You may have an understanding of the assembly processing in the manufacturing of printed circuit boards. However, you might not know that fabricating bare PCBs and printed circuit board assembly are two different processes. Each requires a unique set of equipment and techniques. The fabrication of a printed circuit board is the end of manufacturing, while printed circuit board assembly involves installing components onto the printed circuit board.

Our PCB design services always include design for manufacturability to ensure that the PCB fabrication process runs smoothly. What about the PCB assembly process? What are the steps to take to ensure a cost-effective, high-quality result? These tips result from our many years of PCB design experience and manufacturing experience.

  1. Not last, but first, talk to your PCB assembler.

    While you were planning your PCB design, you probably used a variety of resources. As we encourage you to consult your PCB manufacturer regarding the design of your board, you should also consider your assembler. They can provide valuable advice throughout the manufacturing process. How? You will be given suggestions for effective board design and educated on new or improved production techniques.

A man looking at a board filled with planning PCB design

  1. Consider the cost of PCB assembly off-shoring.

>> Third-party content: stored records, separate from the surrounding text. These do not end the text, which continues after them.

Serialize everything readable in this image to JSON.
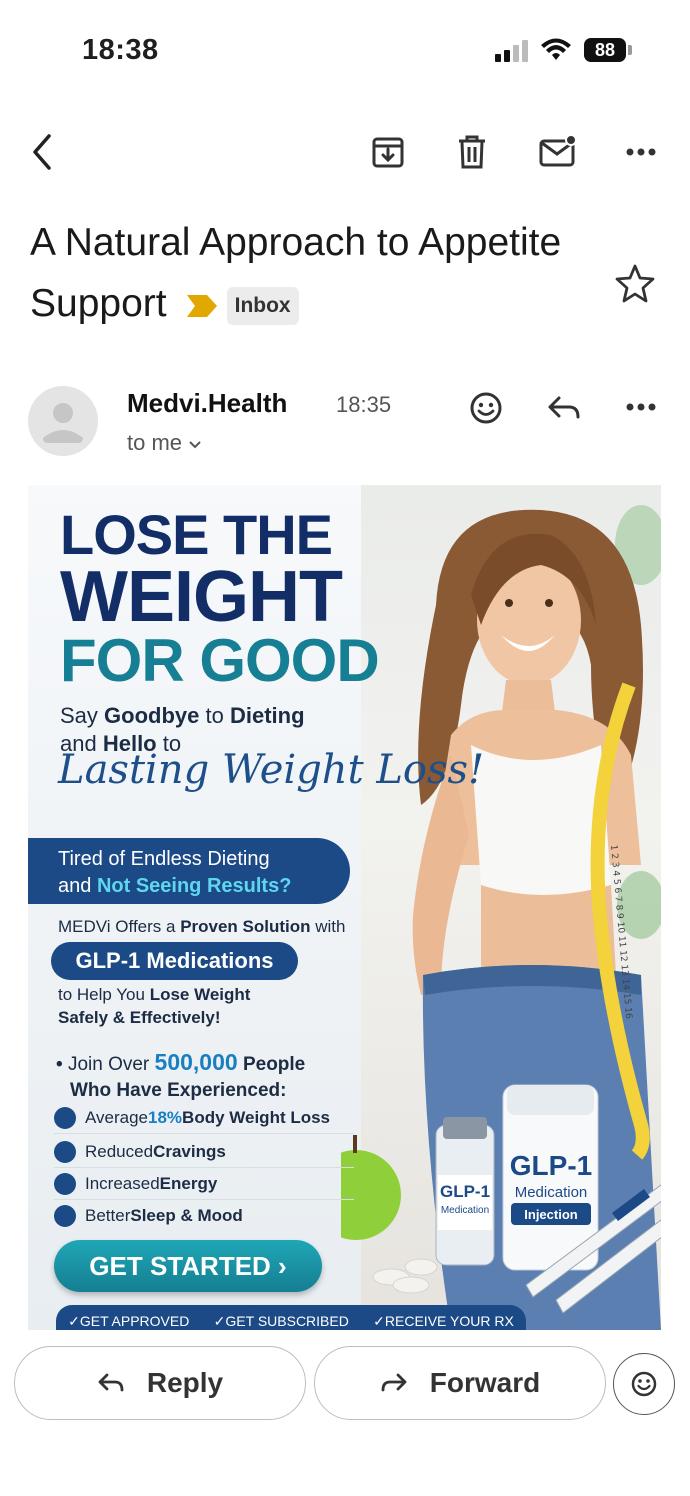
{
  "status_bar": {
    "time": "18:38",
    "battery": "88"
  },
  "email": {
    "subject": "A Natural Approach to Appetite Support",
    "label": "Inbox",
    "sender": "Medvi.Health",
    "time": "18:35",
    "recipient": "to me"
  },
  "banner": {
    "headline_1": "LOSE THE",
    "headline_2": "WEIGHT",
    "headline_3": "FOR GOOD",
    "tagline_1a": "Say ",
    "tagline_1b": "Goodbye",
    "tagline_1c": " to ",
    "tagline_1d": "Dieting",
    "tagline_2a": "and ",
    "tagline_2b": "Hello",
    "tagline_2c": " to",
    "script": "Lasting Weight Loss!",
    "pill_line_1": "Tired of Endless Dieting",
    "pill_line_2a": "and ",
    "pill_line_2b": "Not Seeing Results?",
    "offer_a": "MEDVi Offers a ",
    "offer_b": "Proven Solution",
    "offer_c": " with",
    "glp": "GLP-1 Medications",
    "help_1a": "to Help You ",
    "help_1b": "Lose Weight",
    "help_2": "Safely & Effectively!",
    "join_a": "Join Over ",
    "join_num": "500,000",
    "join_b": " People",
    "join_2": "Who Have Experienced:",
    "benefits": [
      {
        "a": "Average ",
        "b": "18%",
        "c": " Body Weight Loss"
      },
      {
        "a": "Reduced ",
        "b": "Cravings",
        "c": ""
      },
      {
        "a": "Increased ",
        "b": "Energy",
        "c": ""
      },
      {
        "a": "Better ",
        "b": "Sleep & Mood",
        "c": ""
      }
    ],
    "cta": "GET STARTED ›",
    "steps": [
      "✓GET APPROVED",
      "✓GET SUBSCRIBED",
      "✓RECEIVE YOUR RX"
    ],
    "vial_label": "GLP-1",
    "vial_sub": "Medication",
    "jar_label": "GLP-1",
    "jar_sub": "Medication",
    "jar_tag": "Injection",
    "tape_marks": "1 2 3 4 5 6 7 8 9 10 11 12 13 14 15 16"
  },
  "actions": {
    "reply": "Reply",
    "forward": "Forward"
  },
  "colors": {
    "navy": "#1c4a86",
    "teal": "#1a8a9a",
    "label_marker": "#e0a800"
  }
}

    The low-cost overseas assembly might sound appealing, but it is essential to consider potential risk factors such as imitation or substandard parts. An assembler might be tempted by the low cost of using components that are not up to standard or American industry standards. This could result in board failures or malfunctions, which would offset the initial cost savings. An off-shore supply chain may also experience disruptions. Shipping problems from overseas suppliers can cause delays in product launches.

  2. One point of failure can be a sole supplier.

    You may have problems if your PCBs contain a part that is only available from one supplier. Make wise choices.

  3. Labels should be consistent and clear.

    You've double-checked the markings in your design documents. But what about markings on the parts you include with your design? Different manufacturers may mark their parts differently.

  4. Talking about parts and labels.

    Include a package of parts in your design package. Make sure that all parts are correctly numbered and labeled. Make them clear and easy to read. (e.g. ("Is it an o, or a zero?")

  5. To get the best results, use all of the tools at the beginning.

    What does this mean? Our PCB designers have trained with manufacturing experts to ensure your assembly process goes smoothly. Your assembler might have tools to help you with schematic creation, initial design, and DFM reviews.

  6. DFM reviews are another topic.

    Before you send off your designs, do a DFM review. Our PCB designers incorporate this into every design. Get expert advice from your PCB manufacturer and their technical and industry knowledge. This can help you save time and money.

a graphic showing pcb design for manufacturability

  1. Discuss any trade-offs.

    As we have mentioned, technological advancements are occurring rapidly, which means that electronics and PCBs are under increasing pressure. There is also a constant push to squeeze more features onto smaller boards. These two things may not always be compatible. So, before you begin designing your boards, rank your desired capabilities. Are you looking for a higher power output? Stronger signal transmission? It would be best to decide what you must have and what may be worth reconsidering. Don't feel that you need to cut back or eliminate everything. Your PCB manufacturer might be able to show you how to improve your design so that it meets the desired outputs for your board.

  2. Both the design phase and the assembly phase should be considered.

    Based on previous projects, you and your manufacturer will probably be able to estimate your average time to design and assemble. However, if you develop a new type of board than your usual design, it may take more time to design and build. This should be included in your time estimates.

  3. Formats

    You should ensure that the manufacturer you choose has experience with the file format you intend to submit.

That's it! These were ten tips to ensure your PCB manufacturing and assembly is a success.